Silicon photonics is a promising platform for photonic devices and circuits, largely driven by advanced complementary metal-oxide-semiconductor (CMOS) processing technology. An extremely crucial component for a photonic device is the optical waveguide, which guides optical signals. A key development in this research area was the availability of high-quality silicon-on-insulator (SOI) wafers. SOI offers the possibility of highly integrated and scaled photonic devices, due to strong optical confinement as a result of high-index contrast between silicon and silicon-oxide layer. SOI waveguides have wide applications ranging from telecommunication, optical interconnection, to chemical and biosensing. In this work, we have presented a conceptual design for sensing applications. A 220 nm thin silicon microcantilever acts as an optical waveguide, end-coupled to another microcantilever waveguide. The sensitivity of this device is dependent on vertical misalignment and the transversal gap between the coupled microcantilever waveguides. We have fabricated SOI-based end-coupled waveguides with 50 nm vertical misalignment and varying transversal gap. The insertion loss is measured across the end-coupled microcantilever waveguides having gaps ranging from 200 nm to 600 nm. The gaps were created by milling SOI microbeams using focused ion beam (FIB). The effect of ion beam milling on these structures has also been investigated.

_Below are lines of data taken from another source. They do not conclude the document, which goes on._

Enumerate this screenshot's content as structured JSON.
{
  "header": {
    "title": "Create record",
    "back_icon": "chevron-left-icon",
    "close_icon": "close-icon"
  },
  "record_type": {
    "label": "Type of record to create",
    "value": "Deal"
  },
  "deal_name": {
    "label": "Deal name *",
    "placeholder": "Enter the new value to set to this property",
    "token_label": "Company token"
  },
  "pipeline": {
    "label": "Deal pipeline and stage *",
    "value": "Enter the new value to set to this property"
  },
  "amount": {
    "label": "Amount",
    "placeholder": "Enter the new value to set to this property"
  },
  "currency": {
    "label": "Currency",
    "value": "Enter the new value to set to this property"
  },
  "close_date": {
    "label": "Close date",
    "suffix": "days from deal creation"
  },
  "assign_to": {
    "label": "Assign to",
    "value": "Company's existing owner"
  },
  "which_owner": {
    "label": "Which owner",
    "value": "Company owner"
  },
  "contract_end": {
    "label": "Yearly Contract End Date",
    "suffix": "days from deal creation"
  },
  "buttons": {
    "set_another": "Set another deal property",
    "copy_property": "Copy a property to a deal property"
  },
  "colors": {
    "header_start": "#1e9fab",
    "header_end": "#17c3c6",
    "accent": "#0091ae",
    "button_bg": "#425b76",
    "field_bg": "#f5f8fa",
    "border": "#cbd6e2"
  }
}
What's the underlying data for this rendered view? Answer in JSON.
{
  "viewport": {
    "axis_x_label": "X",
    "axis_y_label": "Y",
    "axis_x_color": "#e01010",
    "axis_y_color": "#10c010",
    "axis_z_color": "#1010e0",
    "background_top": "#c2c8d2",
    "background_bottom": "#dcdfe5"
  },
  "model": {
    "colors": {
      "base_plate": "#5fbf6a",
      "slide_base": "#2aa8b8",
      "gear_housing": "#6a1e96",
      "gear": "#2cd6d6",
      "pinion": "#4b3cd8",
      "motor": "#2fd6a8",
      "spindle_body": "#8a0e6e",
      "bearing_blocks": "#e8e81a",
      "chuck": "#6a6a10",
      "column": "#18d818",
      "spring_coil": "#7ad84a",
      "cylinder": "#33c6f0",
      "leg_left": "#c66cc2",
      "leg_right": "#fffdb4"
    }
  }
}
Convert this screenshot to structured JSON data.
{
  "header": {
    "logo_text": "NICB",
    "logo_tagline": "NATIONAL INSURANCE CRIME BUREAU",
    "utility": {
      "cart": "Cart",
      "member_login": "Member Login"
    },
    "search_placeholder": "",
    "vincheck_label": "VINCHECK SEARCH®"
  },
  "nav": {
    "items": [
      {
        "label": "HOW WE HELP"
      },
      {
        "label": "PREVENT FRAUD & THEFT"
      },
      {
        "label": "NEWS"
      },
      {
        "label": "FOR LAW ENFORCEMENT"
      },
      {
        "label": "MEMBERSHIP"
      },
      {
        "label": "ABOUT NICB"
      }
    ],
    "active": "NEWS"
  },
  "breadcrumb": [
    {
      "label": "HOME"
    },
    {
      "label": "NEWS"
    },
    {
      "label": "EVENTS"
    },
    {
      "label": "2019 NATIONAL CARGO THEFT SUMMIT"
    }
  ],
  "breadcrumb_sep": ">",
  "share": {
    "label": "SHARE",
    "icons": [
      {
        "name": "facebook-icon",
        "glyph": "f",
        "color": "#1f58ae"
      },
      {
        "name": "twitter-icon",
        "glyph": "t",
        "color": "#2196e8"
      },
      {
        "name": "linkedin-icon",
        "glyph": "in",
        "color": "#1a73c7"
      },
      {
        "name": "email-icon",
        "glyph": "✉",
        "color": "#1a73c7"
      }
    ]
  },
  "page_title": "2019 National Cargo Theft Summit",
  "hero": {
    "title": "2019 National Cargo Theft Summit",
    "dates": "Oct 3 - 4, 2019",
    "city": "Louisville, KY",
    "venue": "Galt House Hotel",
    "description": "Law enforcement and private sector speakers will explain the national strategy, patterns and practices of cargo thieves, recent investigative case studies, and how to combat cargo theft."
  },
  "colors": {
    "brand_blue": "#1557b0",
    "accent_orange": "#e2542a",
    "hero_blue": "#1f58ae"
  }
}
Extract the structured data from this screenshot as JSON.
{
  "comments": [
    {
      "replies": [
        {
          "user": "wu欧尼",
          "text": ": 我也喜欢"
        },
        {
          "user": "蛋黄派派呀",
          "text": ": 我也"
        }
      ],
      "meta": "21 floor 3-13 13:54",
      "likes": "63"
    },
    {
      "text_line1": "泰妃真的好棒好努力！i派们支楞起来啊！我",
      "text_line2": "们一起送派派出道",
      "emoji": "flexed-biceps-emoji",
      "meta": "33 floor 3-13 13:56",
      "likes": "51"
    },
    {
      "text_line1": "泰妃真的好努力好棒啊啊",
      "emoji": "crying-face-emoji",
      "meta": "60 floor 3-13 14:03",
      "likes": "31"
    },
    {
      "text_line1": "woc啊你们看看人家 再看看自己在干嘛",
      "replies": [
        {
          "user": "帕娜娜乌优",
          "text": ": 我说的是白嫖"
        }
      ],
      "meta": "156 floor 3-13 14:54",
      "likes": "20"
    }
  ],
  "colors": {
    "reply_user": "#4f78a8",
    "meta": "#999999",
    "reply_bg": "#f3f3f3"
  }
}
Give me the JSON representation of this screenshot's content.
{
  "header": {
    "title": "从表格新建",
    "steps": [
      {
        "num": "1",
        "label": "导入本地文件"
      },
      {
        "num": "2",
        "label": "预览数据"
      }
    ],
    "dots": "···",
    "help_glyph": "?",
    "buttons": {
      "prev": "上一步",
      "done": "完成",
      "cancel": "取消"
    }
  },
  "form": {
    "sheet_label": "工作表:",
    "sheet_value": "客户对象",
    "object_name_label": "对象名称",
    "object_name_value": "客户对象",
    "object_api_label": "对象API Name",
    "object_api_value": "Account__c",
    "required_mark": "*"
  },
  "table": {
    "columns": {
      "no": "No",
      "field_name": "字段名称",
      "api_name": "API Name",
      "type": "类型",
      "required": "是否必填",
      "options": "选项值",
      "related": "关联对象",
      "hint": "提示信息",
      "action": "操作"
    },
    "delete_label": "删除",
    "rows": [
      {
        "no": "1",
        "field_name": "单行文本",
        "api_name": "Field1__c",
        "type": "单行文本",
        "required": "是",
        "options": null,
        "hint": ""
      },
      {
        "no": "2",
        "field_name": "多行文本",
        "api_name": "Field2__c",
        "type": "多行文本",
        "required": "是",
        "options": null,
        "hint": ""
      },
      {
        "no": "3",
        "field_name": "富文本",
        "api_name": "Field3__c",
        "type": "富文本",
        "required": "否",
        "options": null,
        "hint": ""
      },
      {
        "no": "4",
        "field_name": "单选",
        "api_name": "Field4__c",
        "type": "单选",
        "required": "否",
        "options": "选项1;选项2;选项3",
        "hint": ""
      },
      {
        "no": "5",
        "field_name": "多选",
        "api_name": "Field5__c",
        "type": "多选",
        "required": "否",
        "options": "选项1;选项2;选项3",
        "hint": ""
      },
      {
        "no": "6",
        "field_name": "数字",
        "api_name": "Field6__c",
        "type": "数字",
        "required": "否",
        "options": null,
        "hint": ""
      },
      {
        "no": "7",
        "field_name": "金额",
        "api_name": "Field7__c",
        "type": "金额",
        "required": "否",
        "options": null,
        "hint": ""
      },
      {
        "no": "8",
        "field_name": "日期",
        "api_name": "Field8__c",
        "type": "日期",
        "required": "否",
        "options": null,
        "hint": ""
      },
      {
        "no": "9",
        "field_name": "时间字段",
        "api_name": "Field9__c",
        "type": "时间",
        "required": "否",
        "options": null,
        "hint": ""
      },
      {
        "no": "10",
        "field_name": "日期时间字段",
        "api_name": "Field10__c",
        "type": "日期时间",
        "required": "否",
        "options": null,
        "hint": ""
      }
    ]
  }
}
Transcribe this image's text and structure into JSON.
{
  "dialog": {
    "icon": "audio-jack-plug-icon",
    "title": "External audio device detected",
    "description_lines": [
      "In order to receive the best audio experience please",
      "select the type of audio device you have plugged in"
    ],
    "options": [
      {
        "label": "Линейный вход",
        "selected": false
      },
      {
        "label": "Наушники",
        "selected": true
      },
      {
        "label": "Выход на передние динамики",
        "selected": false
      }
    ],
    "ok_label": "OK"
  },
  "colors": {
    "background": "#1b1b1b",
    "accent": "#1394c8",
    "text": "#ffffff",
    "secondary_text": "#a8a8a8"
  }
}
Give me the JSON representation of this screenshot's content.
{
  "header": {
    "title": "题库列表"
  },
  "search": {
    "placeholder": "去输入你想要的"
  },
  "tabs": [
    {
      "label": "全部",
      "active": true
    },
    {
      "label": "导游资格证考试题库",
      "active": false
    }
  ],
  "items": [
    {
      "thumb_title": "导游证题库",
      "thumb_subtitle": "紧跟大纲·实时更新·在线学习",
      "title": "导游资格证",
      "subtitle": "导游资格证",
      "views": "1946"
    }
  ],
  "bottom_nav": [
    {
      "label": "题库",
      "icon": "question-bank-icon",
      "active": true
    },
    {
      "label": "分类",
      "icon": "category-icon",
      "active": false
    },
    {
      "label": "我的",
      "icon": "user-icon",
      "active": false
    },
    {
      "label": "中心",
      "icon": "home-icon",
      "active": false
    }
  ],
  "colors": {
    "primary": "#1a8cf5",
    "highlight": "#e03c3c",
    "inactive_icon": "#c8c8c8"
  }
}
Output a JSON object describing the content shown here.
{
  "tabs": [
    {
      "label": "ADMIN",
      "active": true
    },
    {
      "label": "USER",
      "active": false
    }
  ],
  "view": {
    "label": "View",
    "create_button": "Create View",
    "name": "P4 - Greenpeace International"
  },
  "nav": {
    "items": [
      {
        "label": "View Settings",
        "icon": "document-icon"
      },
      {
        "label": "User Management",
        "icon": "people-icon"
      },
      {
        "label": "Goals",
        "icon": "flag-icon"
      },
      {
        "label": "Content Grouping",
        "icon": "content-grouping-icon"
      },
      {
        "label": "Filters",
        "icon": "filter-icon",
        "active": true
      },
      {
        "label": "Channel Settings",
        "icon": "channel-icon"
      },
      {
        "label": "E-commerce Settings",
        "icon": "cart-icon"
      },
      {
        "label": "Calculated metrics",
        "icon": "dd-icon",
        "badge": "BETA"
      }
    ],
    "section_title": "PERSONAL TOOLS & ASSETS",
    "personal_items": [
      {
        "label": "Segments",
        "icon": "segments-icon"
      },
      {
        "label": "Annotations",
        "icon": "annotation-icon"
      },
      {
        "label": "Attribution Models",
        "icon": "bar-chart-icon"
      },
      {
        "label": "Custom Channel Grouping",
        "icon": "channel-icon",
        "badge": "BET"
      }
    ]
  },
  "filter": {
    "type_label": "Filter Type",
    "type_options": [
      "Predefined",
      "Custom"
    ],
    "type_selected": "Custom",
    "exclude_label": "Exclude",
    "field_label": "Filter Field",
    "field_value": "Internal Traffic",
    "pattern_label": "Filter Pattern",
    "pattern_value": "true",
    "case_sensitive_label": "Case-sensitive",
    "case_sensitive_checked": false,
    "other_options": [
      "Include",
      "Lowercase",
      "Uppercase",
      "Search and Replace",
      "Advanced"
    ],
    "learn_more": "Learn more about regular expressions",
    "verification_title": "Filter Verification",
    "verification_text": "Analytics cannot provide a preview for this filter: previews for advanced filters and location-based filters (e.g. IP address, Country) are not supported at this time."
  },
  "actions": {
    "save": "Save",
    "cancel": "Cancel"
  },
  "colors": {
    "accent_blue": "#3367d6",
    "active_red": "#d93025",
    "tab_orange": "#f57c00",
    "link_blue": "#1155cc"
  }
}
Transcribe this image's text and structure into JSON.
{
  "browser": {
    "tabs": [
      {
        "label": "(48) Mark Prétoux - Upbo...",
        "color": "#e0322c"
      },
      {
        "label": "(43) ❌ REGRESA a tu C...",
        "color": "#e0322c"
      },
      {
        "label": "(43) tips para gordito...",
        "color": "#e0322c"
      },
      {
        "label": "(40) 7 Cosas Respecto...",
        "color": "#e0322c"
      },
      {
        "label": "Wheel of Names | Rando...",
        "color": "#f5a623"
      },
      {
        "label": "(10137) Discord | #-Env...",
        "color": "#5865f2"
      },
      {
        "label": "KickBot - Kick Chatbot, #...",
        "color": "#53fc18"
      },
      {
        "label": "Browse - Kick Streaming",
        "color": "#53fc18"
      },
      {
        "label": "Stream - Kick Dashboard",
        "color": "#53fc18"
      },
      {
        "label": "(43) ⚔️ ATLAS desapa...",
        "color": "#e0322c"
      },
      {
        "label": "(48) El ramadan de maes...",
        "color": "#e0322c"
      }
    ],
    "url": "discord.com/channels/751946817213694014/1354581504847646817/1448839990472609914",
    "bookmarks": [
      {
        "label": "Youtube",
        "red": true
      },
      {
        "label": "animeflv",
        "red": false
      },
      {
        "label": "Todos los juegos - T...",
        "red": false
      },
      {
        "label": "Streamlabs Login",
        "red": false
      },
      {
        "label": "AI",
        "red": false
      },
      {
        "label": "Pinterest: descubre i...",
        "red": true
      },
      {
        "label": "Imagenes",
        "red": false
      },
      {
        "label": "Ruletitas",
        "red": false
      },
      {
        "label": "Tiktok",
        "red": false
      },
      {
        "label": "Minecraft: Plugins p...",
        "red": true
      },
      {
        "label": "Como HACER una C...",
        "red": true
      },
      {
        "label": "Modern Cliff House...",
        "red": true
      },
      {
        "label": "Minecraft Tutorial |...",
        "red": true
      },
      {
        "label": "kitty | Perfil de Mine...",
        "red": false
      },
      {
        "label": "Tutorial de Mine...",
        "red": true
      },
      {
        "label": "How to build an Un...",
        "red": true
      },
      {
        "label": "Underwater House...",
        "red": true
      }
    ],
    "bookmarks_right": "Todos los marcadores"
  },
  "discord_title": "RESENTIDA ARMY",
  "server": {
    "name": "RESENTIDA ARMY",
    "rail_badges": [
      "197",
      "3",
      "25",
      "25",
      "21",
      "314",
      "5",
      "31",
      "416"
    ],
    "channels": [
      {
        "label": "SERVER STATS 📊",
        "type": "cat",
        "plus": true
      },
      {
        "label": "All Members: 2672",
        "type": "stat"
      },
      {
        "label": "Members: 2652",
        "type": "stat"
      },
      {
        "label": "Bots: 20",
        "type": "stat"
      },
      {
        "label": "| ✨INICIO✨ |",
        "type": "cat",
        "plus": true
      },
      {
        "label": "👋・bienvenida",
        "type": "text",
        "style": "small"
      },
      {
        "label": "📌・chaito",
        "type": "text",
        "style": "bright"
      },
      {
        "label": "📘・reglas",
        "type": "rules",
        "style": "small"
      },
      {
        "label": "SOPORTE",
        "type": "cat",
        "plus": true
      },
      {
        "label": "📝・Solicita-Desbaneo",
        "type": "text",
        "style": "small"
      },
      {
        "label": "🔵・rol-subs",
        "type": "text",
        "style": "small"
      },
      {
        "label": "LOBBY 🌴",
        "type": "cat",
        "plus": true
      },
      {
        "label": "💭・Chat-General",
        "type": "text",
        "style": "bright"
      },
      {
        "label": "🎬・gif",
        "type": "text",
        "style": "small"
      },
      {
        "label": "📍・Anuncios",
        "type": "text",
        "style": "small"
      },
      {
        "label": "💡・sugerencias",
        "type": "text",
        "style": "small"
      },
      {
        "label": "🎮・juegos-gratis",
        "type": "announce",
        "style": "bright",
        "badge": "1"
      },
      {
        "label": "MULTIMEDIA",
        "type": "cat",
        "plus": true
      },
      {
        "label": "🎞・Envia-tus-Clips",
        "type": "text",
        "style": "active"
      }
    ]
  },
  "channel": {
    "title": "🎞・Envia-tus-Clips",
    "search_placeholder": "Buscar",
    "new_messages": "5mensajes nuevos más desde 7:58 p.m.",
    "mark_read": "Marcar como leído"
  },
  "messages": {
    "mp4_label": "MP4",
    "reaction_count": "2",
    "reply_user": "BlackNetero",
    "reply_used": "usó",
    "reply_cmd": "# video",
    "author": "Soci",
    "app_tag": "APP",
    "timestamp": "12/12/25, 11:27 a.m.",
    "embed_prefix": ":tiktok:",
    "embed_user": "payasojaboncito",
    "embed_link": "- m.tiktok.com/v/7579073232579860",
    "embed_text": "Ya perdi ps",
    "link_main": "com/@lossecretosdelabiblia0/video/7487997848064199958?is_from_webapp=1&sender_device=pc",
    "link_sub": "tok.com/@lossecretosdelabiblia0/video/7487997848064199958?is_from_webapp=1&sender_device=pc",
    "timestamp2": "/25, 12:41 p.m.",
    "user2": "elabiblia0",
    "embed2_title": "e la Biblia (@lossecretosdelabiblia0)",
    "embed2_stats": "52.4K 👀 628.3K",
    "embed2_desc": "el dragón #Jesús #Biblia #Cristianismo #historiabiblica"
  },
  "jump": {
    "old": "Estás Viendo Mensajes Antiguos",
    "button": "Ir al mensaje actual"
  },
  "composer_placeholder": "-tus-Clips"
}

This device is designed to operate as a single sensor for two different parameters, namely, refractive index change arising from molecular binding and strain induced by temperature changes, which usually requires individual sensor elements dedicated to each parameter. Our design overcomes this multiplexing challenge by utilizing a suspended Bragg grating with a single defect which respond differently to refractive index changes and geometric changes due to strain. Hence, the signal from this device effectively contains two channels each carrying unique information about the molecular binding event. We have fabricated such suspended Bragg grated waveguide devices with defect mode and characterized their performance.